Nestled in the hills surrounding the southern French city of Nice is an area known as Sophia Antipolis, otherwise known as France’s Silicon Valley, where some 20,000 people in some of the world’s largest technology organisations are engaged in researching and developing the technologies of tomorrow. Among these is Big Five IT consultant Accenture’s technology lab, which has had some success in defining business models around technology for use by organisations ranging from Halifax and the Bank of Scotland to Dell Computer and the US Department of Defence.
Researchers from around the world are beavering away on the creation of future ways of doing business. Termed ‘silent commerce’, researchers are endeavouring to create a business environment where a multitude of semi-invisible devices – such as radio frequency ID (RFID) tags, sensors and smart dust – will play an integral part in reporting mission critical business information across a range of applications, ranging from retail to manufacturing to agriculture.
Researchers at the Sophia Antipolis lab are working on a premise whereby almost any physical item can be embedded with electronic tags and sensors to establish a unique identity, store a wealth of information and sense changes in the environment. Potential applications include factories, high street shops and warehouses whereby every item, case or pallet can be tracked and their status monitored.
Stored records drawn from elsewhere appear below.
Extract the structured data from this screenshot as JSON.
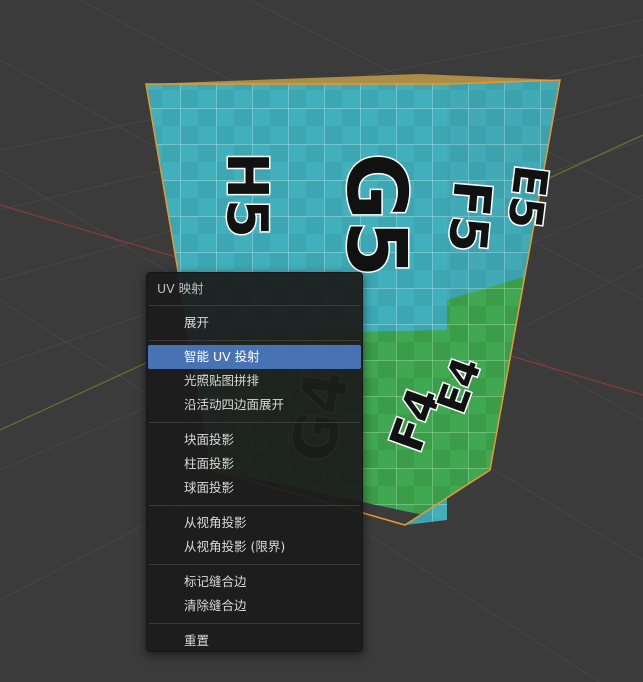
{
  "viewport": {
    "face_labels": [
      "H5",
      "G5",
      "F5",
      "E5",
      "G4",
      "F4",
      "E4"
    ],
    "colors": {
      "background": "#3b3b3b",
      "grid_line": "#474747",
      "x_axis": "#8b3a3a",
      "y_axis": "#5d7a2e",
      "face_cyan": "#3ca7b3",
      "face_green": "#3b9c4a"
    }
  },
  "menu": {
    "title": "UV 映射",
    "groups": [
      {
        "items": [
          {
            "label": "展开",
            "active": false
          }
        ]
      },
      {
        "items": [
          {
            "label": "智能 UV 投射",
            "active": true
          },
          {
            "label": "光照贴图拼排",
            "active": false
          },
          {
            "label": "沿活动四边面展开",
            "active": false
          }
        ]
      },
      {
        "items": [
          {
            "label": "块面投影",
            "active": false
          },
          {
            "label": "柱面投影",
            "active": false
          },
          {
            "label": "球面投影",
            "active": false
          }
        ]
      },
      {
        "items": [
          {
            "label": "从视角投影",
            "active": false
          },
          {
            "label": "从视角投影 (限界)",
            "active": false
          }
        ]
      },
      {
        "items": [
          {
            "label": "标记缝合边",
            "active": false
          },
          {
            "label": "清除缝合边",
            "active": false
          }
        ]
      },
      {
        "items": [
          {
            "label": "重置",
            "active": false
          }
        ]
      }
    ],
    "colors": {
      "background": "#1c1c1c",
      "highlight": "#4772b3",
      "text": "#d9d9d9"
    }
  }
}
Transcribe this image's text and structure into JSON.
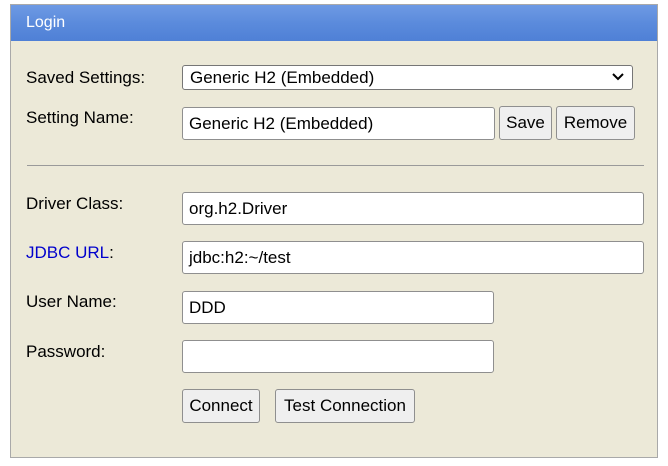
{
  "header": {
    "title": "Login"
  },
  "saved_settings": {
    "label": "Saved Settings:",
    "selected": "Generic H2 (Embedded)"
  },
  "setting_name": {
    "label": "Setting Name:",
    "value": "Generic H2 (Embedded)",
    "save_label": "Save",
    "remove_label": "Remove"
  },
  "driver_class": {
    "label": "Driver Class:",
    "value": "org.h2.Driver"
  },
  "jdbc_url": {
    "label_link": "JDBC URL",
    "label_suffix": ":",
    "value": "jdbc:h2:~/test"
  },
  "user_name": {
    "label": "User Name:",
    "value": "DDD"
  },
  "password": {
    "label": "Password:",
    "value": ""
  },
  "actions": {
    "connect_label": "Connect",
    "test_label": "Test Connection"
  }
}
RFID readers could track inventory flow into and out of a building, as well as update inventory counts accordingly. The current, labour-intensive check-in process could be virtually eliminated as will many of the clerical functions that are now required to support the inventory receiving process.
One of the UK’s largest retailers, Marks & Spencer, has been putting RFID tags on around four million reusable trays used by more than 200 of its suppliers to improve supply speed and reduce errors. The RFID tags replace a card file system whereby suppliers used to write information about a shipment (such as contents and how long produce should be displayed in a store) onto a card and placed the card on the tray along with the goods being shipped to Marks & Spencer. The cards often got lost or damaged in transit. Using RFID, the data will now be written on tags on the tray. By installing readers at its loading docks, Marks & Spencer can automatically record having received the trays and simultaneously read all the data from tags on trays stacked in a warehouse.
Among the examples demonstrated at Sophia Antipolis last week was the use of RFID-enabled end-to-end supply chain management for a CD manufacturer and high street music store. All product components, discs and inserts could be tagged with RFID tags bearing electronic product codes (EPCs) with a unique serial number that can distinguish two otherwise identical CDs.
To read the EPCs, antennas are placed in point-of-use storage zones to detect the tags, enabling items to be tracked throughout the entire manufacturing process in real-time. Software vendors like Oracle in recent weeks admitted to plans to create SCM databases for the storage of vast quantities of data that RFID-based application will create.
Another potential application for government and business demonstrated last week included RFID-enabled smart license plates, with RFID tags placed within license plates to enable police, parking firms, car dealers, insurance firms, petrol stations and car rental firms offer services in real time. For example, police forces using RFID readers attached to lampposts at present can detect vehicles at speeds of around 31mph for information like insurance, tax and NCT certificates. However, newer RFID technologies will soon be capable of reading vehicle information at 130mph.
The Irish Revenue Commissioners has in the past year worked with Accenture’s Sophia Antipolis lab to deploy a technology that would give Revenue workers greater intelligence when performing tax audits. According to Mark Illsley, European labs director at Sophia Antipolis, Accenture and the Revenue Commissioners have developed a proof of concept based on Accenture’s Knowedge Discovery Tool. The technology, known in Revenue circles as “Profiler”, is a knowledge integration application that probes multiple data repositories and displays knowledge as a single, holistic web. It goes beyond basic web search engines by enabling Revenue executives to see relationships between pieces of information that they never knew existed.
Another potentially fruitful ‘silent commerce’ application to come out of the lab was a technology born of the merger between Halifax and Bank of Scotland (HBOS). The Sophia Antipolis lab worked with HBOS to develop digital pen and paper technology that combines HP’s Forms Automation System with Visual Objects’ MyScript handwriting recognition software. Using a special HP-manufactured pen that records handwriting data on specific application forms, sales executives can have the data sent back to the bank’s systems via Bluetooth or infra red, reducing costs through quicker processing and reducing input errors associated with transcribing information to computers by 15pc.
However, according to Accenture researcher Stefan Therond, while silent commerce technologies like RFID and digital pen and paper might seem like instant solutions to age-old problems, the implementation of these solutions are entire IT projects away when you consider the need to install the necessary middleware; install the various ‘read points’; implement the software infrastructure and embark on change management projects. “There is a lot of hype and misconception surrounding RFID and although it is not a new technology, the implementation is in its infancy. You could say we are only at the Commodore 64 stage of silent commerce.”
By John Kennedy